Common Home Security Themes
I spend a fair bit of time talking about common concerns and advances in home security, and these are often centered on cellular monitoring, interactive alarm features, and the fact that you should expect more (and pay less) for the next-generation services that the better alarm companies are offering today. There is also the opportunity to provide basic information on alarm systems, and you’ll see those posts under the “Wireless Home Alarm 101” heading. And of course there are many other topics for me to address – such as today’s post on environmental sensors and monitoring.
Monitoring Your Environment
The early alarm systems (and this goes way back) were designed to detect and communicate intrusion and perhaps fire, and that was about it. Over time people wanted more features, which only makes sense – and the alarm companies prevailed on the equipment manufacturers to add different types of sensors that can report a variety of conditions, including the following:
- Smoke and or heat
- Carbon monoxide
- Low temperature
- Water or flood conditions
All these are available today from the full service “real” alarm companies. What’s more, environmental monitoring should not add to your monthly cost (with “should” being the operative word, since many alarm companies will nickel-and-dime you on these “extra” features). I will cover each in detail in a blog entry – and today it’s all about getting wet.
Water Seepage into my Home – Learning the Hard Way about Flood Sensors
So, what happened at my house? Well, the DC region has seen several ferocious storms this summer, and the most recent one was like a typhoon: high winds that brought down many trees, and torrential rains. In fact, the downpour dislodged enough mulch to block the drain at the bottom of our outside basement stairs, and water flowed into our basement. Yes, we have a sump pump, but it was not working – and we were away at the time! And yes, there is a monitored flood sensor in the basement, but it was located near the furnace, and not next to the sump, where it should be. Suffice to say, the flood sensor is now next to the sump: since it’s the lowest point in the basement, a sensor located there provides the earliest warning. It was a humbling reminder, and I should have known better.
The great thing about these environmental sensors is that today’s interactive alarm features can take full advantage of them. And yes, you guessed it: we do have a podcast that features these devices (here is a convenient link). You don’t necessarily want the monitoring center to react to a water sensor (who would they send?), but you can program your system to notify you by text or email – and that is where these systems can really earn their keep. Temperature falling below 40 degrees in your home? A sensor can warn you (or anyone you designate) well before the water in your pipes freezes, and before you get that signal from the water sensor triggered by a burst pipe. Now that can be an expensive repair…

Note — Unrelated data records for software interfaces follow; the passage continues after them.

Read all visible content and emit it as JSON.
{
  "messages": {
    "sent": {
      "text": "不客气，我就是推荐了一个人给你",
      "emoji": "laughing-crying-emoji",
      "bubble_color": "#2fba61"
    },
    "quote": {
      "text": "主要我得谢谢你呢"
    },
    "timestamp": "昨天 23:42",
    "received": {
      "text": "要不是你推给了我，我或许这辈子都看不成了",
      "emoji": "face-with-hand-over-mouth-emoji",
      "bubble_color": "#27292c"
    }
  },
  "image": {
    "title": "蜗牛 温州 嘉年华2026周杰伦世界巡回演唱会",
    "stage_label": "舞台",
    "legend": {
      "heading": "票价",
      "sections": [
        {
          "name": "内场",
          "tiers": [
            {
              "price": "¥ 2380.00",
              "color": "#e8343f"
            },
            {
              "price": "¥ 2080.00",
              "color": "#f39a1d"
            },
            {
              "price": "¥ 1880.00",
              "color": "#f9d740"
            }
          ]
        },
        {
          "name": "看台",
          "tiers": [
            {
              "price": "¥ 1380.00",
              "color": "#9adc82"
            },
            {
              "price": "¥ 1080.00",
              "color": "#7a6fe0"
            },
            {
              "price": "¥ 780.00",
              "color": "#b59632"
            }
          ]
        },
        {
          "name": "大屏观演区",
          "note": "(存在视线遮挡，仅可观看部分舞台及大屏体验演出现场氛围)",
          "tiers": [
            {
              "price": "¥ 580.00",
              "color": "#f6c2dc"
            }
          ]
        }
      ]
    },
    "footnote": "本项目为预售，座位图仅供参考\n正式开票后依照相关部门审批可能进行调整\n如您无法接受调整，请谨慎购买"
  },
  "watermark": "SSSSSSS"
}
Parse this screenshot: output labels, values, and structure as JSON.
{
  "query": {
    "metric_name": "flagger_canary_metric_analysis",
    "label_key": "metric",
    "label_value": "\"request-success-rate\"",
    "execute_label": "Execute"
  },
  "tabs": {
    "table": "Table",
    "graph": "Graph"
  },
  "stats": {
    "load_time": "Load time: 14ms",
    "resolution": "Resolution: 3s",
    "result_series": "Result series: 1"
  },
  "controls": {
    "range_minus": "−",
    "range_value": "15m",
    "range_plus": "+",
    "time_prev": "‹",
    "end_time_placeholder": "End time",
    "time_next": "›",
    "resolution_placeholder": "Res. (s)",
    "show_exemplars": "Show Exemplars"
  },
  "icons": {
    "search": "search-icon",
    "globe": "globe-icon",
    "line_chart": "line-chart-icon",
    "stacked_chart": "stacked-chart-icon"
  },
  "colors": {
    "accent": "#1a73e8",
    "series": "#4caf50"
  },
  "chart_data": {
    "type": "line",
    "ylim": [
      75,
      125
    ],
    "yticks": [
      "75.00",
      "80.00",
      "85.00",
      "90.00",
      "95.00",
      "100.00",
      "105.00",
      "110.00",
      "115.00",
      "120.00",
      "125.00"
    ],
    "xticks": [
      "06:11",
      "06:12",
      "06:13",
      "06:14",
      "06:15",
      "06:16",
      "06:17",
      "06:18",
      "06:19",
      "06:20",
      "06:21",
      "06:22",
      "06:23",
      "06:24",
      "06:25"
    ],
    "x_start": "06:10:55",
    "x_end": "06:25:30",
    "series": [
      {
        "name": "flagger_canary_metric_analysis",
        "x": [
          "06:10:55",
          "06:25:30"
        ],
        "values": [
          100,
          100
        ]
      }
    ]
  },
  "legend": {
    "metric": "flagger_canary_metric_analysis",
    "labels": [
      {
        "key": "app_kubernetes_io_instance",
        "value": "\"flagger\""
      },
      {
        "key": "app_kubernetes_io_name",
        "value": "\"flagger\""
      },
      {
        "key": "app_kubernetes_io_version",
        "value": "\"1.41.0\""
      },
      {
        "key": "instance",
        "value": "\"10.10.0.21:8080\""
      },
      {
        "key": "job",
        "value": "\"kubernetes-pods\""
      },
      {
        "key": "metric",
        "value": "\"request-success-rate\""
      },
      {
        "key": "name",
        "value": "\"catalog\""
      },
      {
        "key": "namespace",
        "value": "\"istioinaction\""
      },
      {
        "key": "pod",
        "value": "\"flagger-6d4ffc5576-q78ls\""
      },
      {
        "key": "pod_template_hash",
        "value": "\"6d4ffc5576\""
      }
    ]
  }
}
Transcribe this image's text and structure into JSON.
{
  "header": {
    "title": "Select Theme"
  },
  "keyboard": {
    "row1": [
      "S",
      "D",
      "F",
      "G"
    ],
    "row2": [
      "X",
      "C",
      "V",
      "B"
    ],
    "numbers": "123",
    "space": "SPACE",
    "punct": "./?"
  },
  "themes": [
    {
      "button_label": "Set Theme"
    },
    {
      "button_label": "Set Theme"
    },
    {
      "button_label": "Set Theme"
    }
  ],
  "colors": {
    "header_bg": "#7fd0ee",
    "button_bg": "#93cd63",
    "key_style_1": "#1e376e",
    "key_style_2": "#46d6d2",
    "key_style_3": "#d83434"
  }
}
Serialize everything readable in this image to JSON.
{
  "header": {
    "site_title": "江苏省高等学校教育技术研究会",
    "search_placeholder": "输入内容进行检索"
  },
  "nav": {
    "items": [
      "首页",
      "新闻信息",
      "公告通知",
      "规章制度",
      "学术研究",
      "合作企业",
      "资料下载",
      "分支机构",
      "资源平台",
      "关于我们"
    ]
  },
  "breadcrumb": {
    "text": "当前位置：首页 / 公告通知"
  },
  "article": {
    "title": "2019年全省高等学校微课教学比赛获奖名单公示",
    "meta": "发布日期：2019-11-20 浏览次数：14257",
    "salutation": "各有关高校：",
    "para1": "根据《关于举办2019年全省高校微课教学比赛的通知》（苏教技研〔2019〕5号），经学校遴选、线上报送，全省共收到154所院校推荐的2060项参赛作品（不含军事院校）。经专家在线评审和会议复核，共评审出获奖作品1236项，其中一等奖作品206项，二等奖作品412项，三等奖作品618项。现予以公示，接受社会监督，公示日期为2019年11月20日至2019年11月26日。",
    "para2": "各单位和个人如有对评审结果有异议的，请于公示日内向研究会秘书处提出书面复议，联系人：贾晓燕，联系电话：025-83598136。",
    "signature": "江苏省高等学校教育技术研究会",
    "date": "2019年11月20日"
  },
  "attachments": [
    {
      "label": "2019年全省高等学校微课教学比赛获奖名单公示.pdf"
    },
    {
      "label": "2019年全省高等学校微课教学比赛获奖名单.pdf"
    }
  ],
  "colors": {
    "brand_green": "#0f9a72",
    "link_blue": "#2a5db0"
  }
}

FrontPoint offers the full line of GE wireless sensors, including sensors for all the conditions listed above. The sensors themselves are extremely affordable, and can be added to a FrontPoint system at any time – with no additional monthly cost. As a leader in interactive, wireless home security, FrontPoint specializes in the products and services that provide the peace of mind you deserve in protecting your home and family. We can even protect cats and dogs – or against them!